The initiative will aid future research, with electric commercial flights expected to commence within the next five years
A trio of airports in the Netherlands – Eindhoven Airport, Rotterdam/The Hague Airport and Groningen Airport Eelde – are preparing to carry out electric flying trials.
Supported by the Royal Schiphol Group and NLR – Royal Netherlands Aerospace Centre, the aim of the tests is for airports for gain knowledge of feasibility, potential and handling of electric flights.
The results from the study will aid research into the operation of scheduled electric air travel, which will be able to improve connectivity between regions – creating a vast network within Europe.

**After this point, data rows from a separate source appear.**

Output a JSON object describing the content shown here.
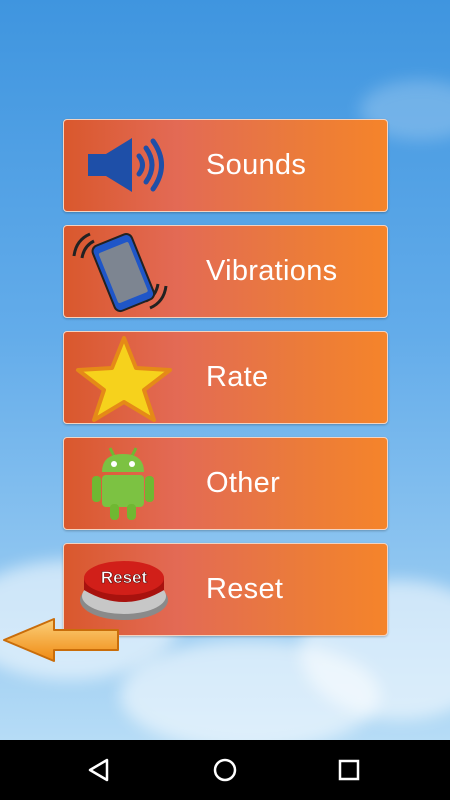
{
  "menu": {
    "items": [
      {
        "id": "sounds",
        "label": "Sounds",
        "icon": "speaker-icon"
      },
      {
        "id": "vibrations",
        "label": "Vibrations",
        "icon": "vibrating-phone-icon"
      },
      {
        "id": "rate",
        "label": "Rate",
        "icon": "star-icon"
      },
      {
        "id": "other",
        "label": "Other",
        "icon": "android-robot-icon"
      },
      {
        "id": "reset",
        "label": "Reset",
        "icon": "reset-button-icon"
      }
    ],
    "reset_icon_text": "Reset"
  },
  "nav": {
    "back": "back-icon",
    "home": "home-icon",
    "recents": "recents-icon"
  },
  "colors": {
    "button_left": "#d9582d",
    "button_right": "#f5842a",
    "sky_top": "#3f95df",
    "arrow": "#f5a623"
  }
}
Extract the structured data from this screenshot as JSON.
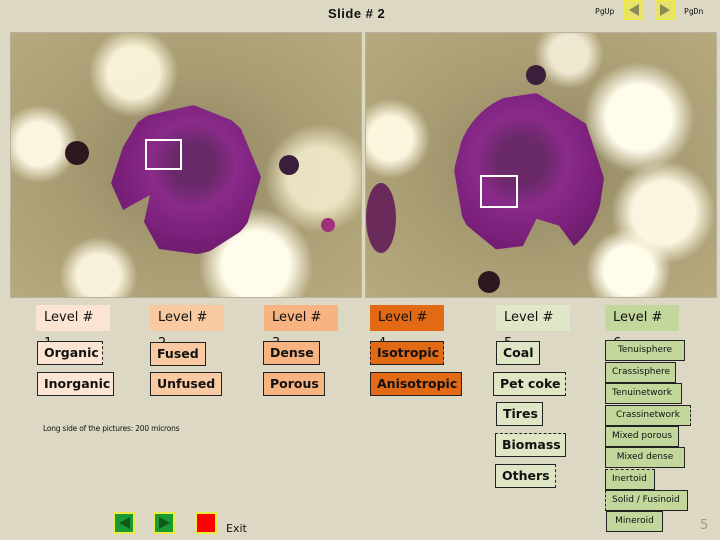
{
  "header": {
    "title": "Slide  # 2",
    "pgup_label": "PgUp",
    "pgdn_label": "PgDn",
    "pgup_icon": "triangle-left-icon",
    "pgdn_icon": "triangle-right-icon"
  },
  "photos": [
    {
      "name": "left-micrograph",
      "roi": "upper-left region of particle"
    },
    {
      "name": "right-micrograph",
      "roi": "lower-left region of particle"
    }
  ],
  "levels": [
    {
      "label": "Level # 1",
      "color": "#fbe4d2",
      "options": [
        "Organic",
        "Inorganic"
      ],
      "option_color": "#fbe4d2"
    },
    {
      "label": "Level # 2",
      "color": "#f9c9a2",
      "options": [
        "Fused",
        "Unfused"
      ],
      "option_color": "#f9c9a2"
    },
    {
      "label": "Level # 3",
      "color": "#f7b381",
      "options": [
        "Dense",
        "Porous"
      ],
      "option_color": "#f7b381"
    },
    {
      "label": "Level # 4",
      "color": "#e26a14",
      "options": [
        "Isotropic",
        "Anisotropic"
      ],
      "option_color": "#e26a14"
    },
    {
      "label": "Level # 5",
      "color": "#e0e7c8",
      "options": [
        "Coal",
        "Pet coke",
        "Tires",
        "Biomass",
        "Others"
      ],
      "option_color": "#dfe6c5"
    },
    {
      "label": "Level # 6",
      "color": "#c3d69b",
      "options": [
        "Tenuisphere",
        "Crassisphere",
        "Tenuinetwork",
        "Crassinetwork",
        "Mixed porous",
        "Mixed dense",
        "Inertoid",
        "Solid / Fusinoid",
        "Mineroid"
      ],
      "option_color": "#c3d69b"
    }
  ],
  "note": "Long side of the pictures: 200 microns",
  "footer": {
    "prev_icon": "triangle-left-icon",
    "next_icon": "triangle-right-icon",
    "exit_icon": "red-square-icon",
    "exit_label": "Exit",
    "page_number": "5"
  }
}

“We are starting in the Netherlands where we can gain knowledge and experience in a controlled environment so that it can be used in the further rollout of electric flying within Europe,” said Roel Hellemons, CEO of Eindhoven Airport. “The trial is also important for the region. In addition to the fast connections that are created, electric flying offers opportunities for the Brainport region in terms of employment in, for example, charging systems.”
Michael Peters, CEO of Royal NLR, also added: "This trial fits well with our own research into the possibility of increasing the flight range of an all-electric aircraft using hydrogen. We also want to get grips with the 'electric turnaround'. These are procedures and actions to deploy a (hybrid) electric aircraft safely, efficiently and effectively. Steps to demonstrate the feasibility of electric flying."
It is expected that the first electric passenger flights will come into service in the Netherlands within the next five years.
According to management firm, M3 consultancy, this method of flying is economically and technically viable, with the ability to connect regions that are 500km apart, potentially expanding these distances to 1000km in the near future.